Farmers not optimistic as harvest begins
By Ron Maloney
For local farmers, this weeks rain was a case of too little, too late.
Instead of helping the corn and sorghum crops, it has only managed to hinder the harvesting of grain begun last week.
Friday, farmer Clinton Dietert went into the field to test his milo to see if he could fire up the combines.
“Just before we got the rain, wed started har-
After a hot, dry summer, farmers are prepar-i
Today — How
the weather has impacted farming in Comal County.
Sunday — Farmers start bringing in the crops.
Dietert said. “We’re so humid, it takes a little while to get all the moisture out of the plants.”
The rain could have been used earlier this spring when the Dieterts, who like this area’s other farmers don’t irrigate, went nearly two months without any appreciable precipitation.
“This rain didn’t help
Photos by MANDY REARY Herald-Zeitung
Clinton Dietert prepares to haul off some of the freshly-harvested sorghum grain from this year's crops Friday afternoon. Below, grain pours into a truck after being harvested.
■ Com for grain
2002:11 farms, 1,179 acres, 64,018 bushels. Estimated value of crop: $1,284,000
■ Sorghum for grain
2002: 8 farms, 1,090 acres, 51,736 bushels. Estimated value of crop: $949,900
Farmers can find a season’s worth of work wiped out by wind, rain or hail. And if they don’t get a few fortuitously spaced rain events, dry conditions stunt or kill plants — or open
our crops that we re ww.suo pathways for diseases
our crops mat we re (ha( ^ (hem_
going to combine for grain,” Dietert said. “We’re past the stage for help. But it ll help the grass for cows and stuff, and hopefully, it ll help the hay.”
Anyone who feels farming is an easy way to make a good living hasn t been in the business.
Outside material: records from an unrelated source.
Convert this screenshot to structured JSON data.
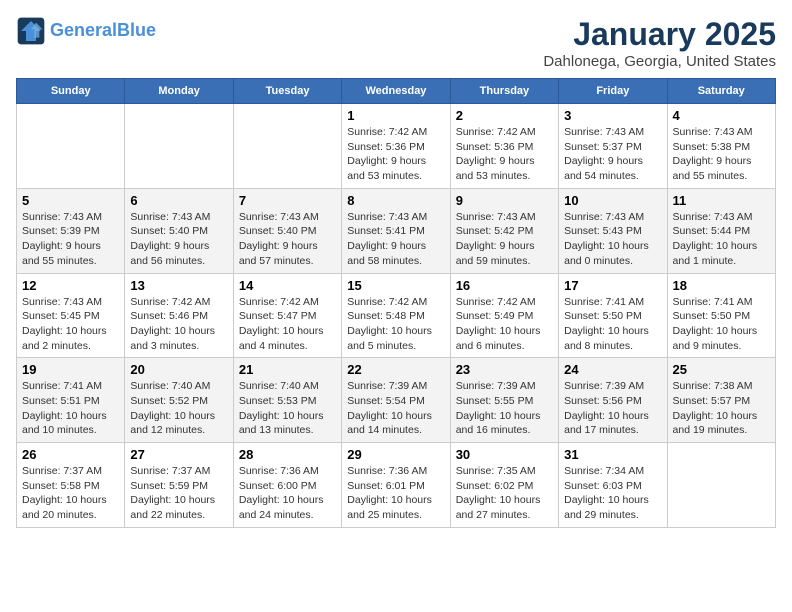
{
  "logo": {
    "line1": "General",
    "line2": "Blue"
  },
  "title": "January 2025",
  "subtitle": "Dahlonega, Georgia, United States",
  "headers": [
    "Sunday",
    "Monday",
    "Tuesday",
    "Wednesday",
    "Thursday",
    "Friday",
    "Saturday"
  ],
  "weeks": [
    [
      {
        "num": "",
        "text": ""
      },
      {
        "num": "",
        "text": ""
      },
      {
        "num": "",
        "text": ""
      },
      {
        "num": "1",
        "text": "Sunrise: 7:42 AM\nSunset: 5:36 PM\nDaylight: 9 hours and 53 minutes."
      },
      {
        "num": "2",
        "text": "Sunrise: 7:42 AM\nSunset: 5:36 PM\nDaylight: 9 hours and 53 minutes."
      },
      {
        "num": "3",
        "text": "Sunrise: 7:43 AM\nSunset: 5:37 PM\nDaylight: 9 hours and 54 minutes."
      },
      {
        "num": "4",
        "text": "Sunrise: 7:43 AM\nSunset: 5:38 PM\nDaylight: 9 hours and 55 minutes."
      }
    ],
    [
      {
        "num": "5",
        "text": "Sunrise: 7:43 AM\nSunset: 5:39 PM\nDaylight: 9 hours and 55 minutes."
      },
      {
        "num": "6",
        "text": "Sunrise: 7:43 AM\nSunset: 5:40 PM\nDaylight: 9 hours and 56 minutes."
      },
      {
        "num": "7",
        "text": "Sunrise: 7:43 AM\nSunset: 5:40 PM\nDaylight: 9 hours and 57 minutes."
      },
      {
        "num": "8",
        "text": "Sunrise: 7:43 AM\nSunset: 5:41 PM\nDaylight: 9 hours and 58 minutes."
      },
      {
        "num": "9",
        "text": "Sunrise: 7:43 AM\nSunset: 5:42 PM\nDaylight: 9 hours and 59 minutes."
      },
      {
        "num": "10",
        "text": "Sunrise: 7:43 AM\nSunset: 5:43 PM\nDaylight: 10 hours and 0 minutes."
      },
      {
        "num": "11",
        "text": "Sunrise: 7:43 AM\nSunset: 5:44 PM\nDaylight: 10 hours and 1 minute."
      }
    ],
    [
      {
        "num": "12",
        "text": "Sunrise: 7:43 AM\nSunset: 5:45 PM\nDaylight: 10 hours and 2 minutes."
      },
      {
        "num": "13",
        "text": "Sunrise: 7:42 AM\nSunset: 5:46 PM\nDaylight: 10 hours and 3 minutes."
      },
      {
        "num": "14",
        "text": "Sunrise: 7:42 AM\nSunset: 5:47 PM\nDaylight: 10 hours and 4 minutes."
      },
      {
        "num": "15",
        "text": "Sunrise: 7:42 AM\nSunset: 5:48 PM\nDaylight: 10 hours and 5 minutes."
      },
      {
        "num": "16",
        "text": "Sunrise: 7:42 AM\nSunset: 5:49 PM\nDaylight: 10 hours and 6 minutes."
      },
      {
        "num": "17",
        "text": "Sunrise: 7:41 AM\nSunset: 5:50 PM\nDaylight: 10 hours and 8 minutes."
      },
      {
        "num": "18",
        "text": "Sunrise: 7:41 AM\nSunset: 5:50 PM\nDaylight: 10 hours and 9 minutes."
      }
    ],
    [
      {
        "num": "19",
        "text": "Sunrise: 7:41 AM\nSunset: 5:51 PM\nDaylight: 10 hours and 10 minutes."
      },
      {
        "num": "20",
        "text": "Sunrise: 7:40 AM\nSunset: 5:52 PM\nDaylight: 10 hours and 12 minutes."
      },
      {
        "num": "21",
        "text": "Sunrise: 7:40 AM\nSunset: 5:53 PM\nDaylight: 10 hours and 13 minutes."
      },
      {
        "num": "22",
        "text": "Sunrise: 7:39 AM\nSunset: 5:54 PM\nDaylight: 10 hours and 14 minutes."
      },
      {
        "num": "23",
        "text": "Sunrise: 7:39 AM\nSunset: 5:55 PM\nDaylight: 10 hours and 16 minutes."
      },
      {
        "num": "24",
        "text": "Sunrise: 7:39 AM\nSunset: 5:56 PM\nDaylight: 10 hours and 17 minutes."
      },
      {
        "num": "25",
        "text": "Sunrise: 7:38 AM\nSunset: 5:57 PM\nDaylight: 10 hours and 19 minutes."
      }
    ],
    [
      {
        "num": "26",
        "text": "Sunrise: 7:37 AM\nSunset: 5:58 PM\nDaylight: 10 hours and 20 minutes."
      },
      {
        "num": "27",
        "text": "Sunrise: 7:37 AM\nSunset: 5:59 PM\nDaylight: 10 hours and 22 minutes."
      },
      {
        "num": "28",
        "text": "Sunrise: 7:36 AM\nSunset: 6:00 PM\nDaylight: 10 hours and 24 minutes."
      },
      {
        "num": "29",
        "text": "Sunrise: 7:36 AM\nSunset: 6:01 PM\nDaylight: 10 hours and 25 minutes."
      },
      {
        "num": "30",
        "text": "Sunrise: 7:35 AM\nSunset: 6:02 PM\nDaylight: 10 hours and 27 minutes."
      },
      {
        "num": "31",
        "text": "Sunrise: 7:34 AM\nSunset: 6:03 PM\nDaylight: 10 hours and 29 minutes."
      },
      {
        "num": "",
        "text": ""
      }
    ]
  ]
}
In South Texas — particularly in places like Comal County where few can irrigate — it’s downright tough and always has been.
Texas Cooperative Extension Service Plant Pathologist Mark Black with Texas A&M University in Uvalde said this summer looks pretty good when it comes to plant diseases affecting this county’s two main summer crops, corn and sorghum.
“The dry weather that prevailed was favorable to cotton, peanuts,
See CROPS, Page 7A